[Records from a collection]
# # #
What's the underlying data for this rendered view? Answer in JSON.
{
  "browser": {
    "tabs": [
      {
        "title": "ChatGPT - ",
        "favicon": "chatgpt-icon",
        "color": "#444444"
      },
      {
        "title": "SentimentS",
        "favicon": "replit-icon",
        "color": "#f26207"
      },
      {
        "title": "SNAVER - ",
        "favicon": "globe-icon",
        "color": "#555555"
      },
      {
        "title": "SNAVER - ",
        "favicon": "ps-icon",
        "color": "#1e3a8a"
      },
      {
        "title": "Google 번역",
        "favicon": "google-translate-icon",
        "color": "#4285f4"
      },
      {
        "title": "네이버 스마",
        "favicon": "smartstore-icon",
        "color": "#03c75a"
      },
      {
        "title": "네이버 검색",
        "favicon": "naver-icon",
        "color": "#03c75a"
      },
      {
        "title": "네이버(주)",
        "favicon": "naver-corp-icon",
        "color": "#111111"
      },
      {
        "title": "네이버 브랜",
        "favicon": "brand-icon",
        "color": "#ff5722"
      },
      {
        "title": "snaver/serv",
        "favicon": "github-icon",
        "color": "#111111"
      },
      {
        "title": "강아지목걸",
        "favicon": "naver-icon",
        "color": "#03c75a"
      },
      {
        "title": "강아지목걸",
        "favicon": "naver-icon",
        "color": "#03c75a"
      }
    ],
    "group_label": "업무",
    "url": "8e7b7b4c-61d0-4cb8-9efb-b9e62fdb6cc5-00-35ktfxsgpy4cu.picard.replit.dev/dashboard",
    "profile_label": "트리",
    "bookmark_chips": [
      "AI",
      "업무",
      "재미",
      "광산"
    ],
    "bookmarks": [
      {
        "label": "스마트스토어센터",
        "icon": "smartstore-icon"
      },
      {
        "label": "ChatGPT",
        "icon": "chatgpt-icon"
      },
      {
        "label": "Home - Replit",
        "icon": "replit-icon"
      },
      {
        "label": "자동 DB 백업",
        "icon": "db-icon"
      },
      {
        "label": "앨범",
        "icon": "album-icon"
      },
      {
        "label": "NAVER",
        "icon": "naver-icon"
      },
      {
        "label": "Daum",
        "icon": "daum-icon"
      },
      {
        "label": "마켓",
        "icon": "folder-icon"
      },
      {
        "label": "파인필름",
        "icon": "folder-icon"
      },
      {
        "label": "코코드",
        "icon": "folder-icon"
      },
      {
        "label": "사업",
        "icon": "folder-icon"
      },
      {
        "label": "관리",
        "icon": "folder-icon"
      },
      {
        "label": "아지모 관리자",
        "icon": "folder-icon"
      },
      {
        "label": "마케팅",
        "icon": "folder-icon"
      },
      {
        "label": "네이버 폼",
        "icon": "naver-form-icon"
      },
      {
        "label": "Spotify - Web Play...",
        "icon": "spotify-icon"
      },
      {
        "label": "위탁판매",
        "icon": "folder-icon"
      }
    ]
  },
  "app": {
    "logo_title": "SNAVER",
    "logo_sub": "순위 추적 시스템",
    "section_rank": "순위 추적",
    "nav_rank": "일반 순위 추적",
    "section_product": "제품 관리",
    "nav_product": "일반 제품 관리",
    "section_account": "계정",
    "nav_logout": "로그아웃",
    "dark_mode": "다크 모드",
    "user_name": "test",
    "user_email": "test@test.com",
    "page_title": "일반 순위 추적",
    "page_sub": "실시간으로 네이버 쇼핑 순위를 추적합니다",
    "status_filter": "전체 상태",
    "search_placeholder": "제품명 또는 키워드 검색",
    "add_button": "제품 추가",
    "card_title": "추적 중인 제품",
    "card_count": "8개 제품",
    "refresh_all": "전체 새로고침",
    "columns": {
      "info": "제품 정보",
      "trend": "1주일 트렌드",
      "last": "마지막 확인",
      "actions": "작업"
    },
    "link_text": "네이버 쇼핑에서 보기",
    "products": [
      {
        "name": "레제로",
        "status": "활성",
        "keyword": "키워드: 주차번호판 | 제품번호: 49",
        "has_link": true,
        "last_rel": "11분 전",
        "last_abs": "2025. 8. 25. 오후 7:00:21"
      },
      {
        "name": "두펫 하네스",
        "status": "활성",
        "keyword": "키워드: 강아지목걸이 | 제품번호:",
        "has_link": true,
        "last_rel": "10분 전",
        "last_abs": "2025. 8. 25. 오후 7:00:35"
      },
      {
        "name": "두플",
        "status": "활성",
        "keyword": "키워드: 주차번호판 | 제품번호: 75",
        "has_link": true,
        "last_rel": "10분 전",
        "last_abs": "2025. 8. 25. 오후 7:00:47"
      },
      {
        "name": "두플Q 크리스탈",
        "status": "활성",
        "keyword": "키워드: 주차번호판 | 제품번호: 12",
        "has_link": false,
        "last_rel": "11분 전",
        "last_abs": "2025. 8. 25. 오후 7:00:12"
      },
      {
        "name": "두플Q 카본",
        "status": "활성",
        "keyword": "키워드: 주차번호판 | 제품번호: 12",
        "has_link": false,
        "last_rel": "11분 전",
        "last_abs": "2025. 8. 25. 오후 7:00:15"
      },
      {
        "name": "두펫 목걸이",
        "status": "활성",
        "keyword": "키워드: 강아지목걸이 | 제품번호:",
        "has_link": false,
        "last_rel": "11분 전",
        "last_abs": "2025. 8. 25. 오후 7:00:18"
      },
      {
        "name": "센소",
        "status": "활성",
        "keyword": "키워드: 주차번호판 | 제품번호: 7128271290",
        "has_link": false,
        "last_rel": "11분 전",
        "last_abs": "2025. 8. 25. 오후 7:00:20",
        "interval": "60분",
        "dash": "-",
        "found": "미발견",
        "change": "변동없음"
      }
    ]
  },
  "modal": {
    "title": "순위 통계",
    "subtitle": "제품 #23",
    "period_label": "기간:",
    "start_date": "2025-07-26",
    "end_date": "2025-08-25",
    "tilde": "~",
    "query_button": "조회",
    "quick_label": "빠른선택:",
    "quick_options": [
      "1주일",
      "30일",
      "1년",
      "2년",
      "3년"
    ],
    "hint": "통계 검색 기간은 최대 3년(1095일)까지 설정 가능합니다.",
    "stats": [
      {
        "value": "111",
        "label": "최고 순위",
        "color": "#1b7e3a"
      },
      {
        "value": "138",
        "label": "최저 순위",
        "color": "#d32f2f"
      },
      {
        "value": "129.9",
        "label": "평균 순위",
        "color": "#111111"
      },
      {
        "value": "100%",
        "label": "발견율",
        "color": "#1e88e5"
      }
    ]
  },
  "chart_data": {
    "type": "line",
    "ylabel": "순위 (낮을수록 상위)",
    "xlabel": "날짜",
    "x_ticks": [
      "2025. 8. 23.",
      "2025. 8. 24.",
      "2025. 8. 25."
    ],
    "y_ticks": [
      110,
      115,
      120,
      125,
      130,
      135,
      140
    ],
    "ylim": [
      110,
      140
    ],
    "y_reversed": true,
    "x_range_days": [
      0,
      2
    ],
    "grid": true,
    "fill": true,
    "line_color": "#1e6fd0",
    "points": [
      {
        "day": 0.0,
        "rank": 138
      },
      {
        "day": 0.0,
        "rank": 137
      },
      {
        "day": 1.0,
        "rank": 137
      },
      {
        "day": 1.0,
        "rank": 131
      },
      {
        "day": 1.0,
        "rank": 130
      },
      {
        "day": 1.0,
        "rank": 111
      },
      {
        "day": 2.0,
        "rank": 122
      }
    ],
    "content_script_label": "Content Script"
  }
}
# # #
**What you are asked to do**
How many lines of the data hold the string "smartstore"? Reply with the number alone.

**Exercise output**
2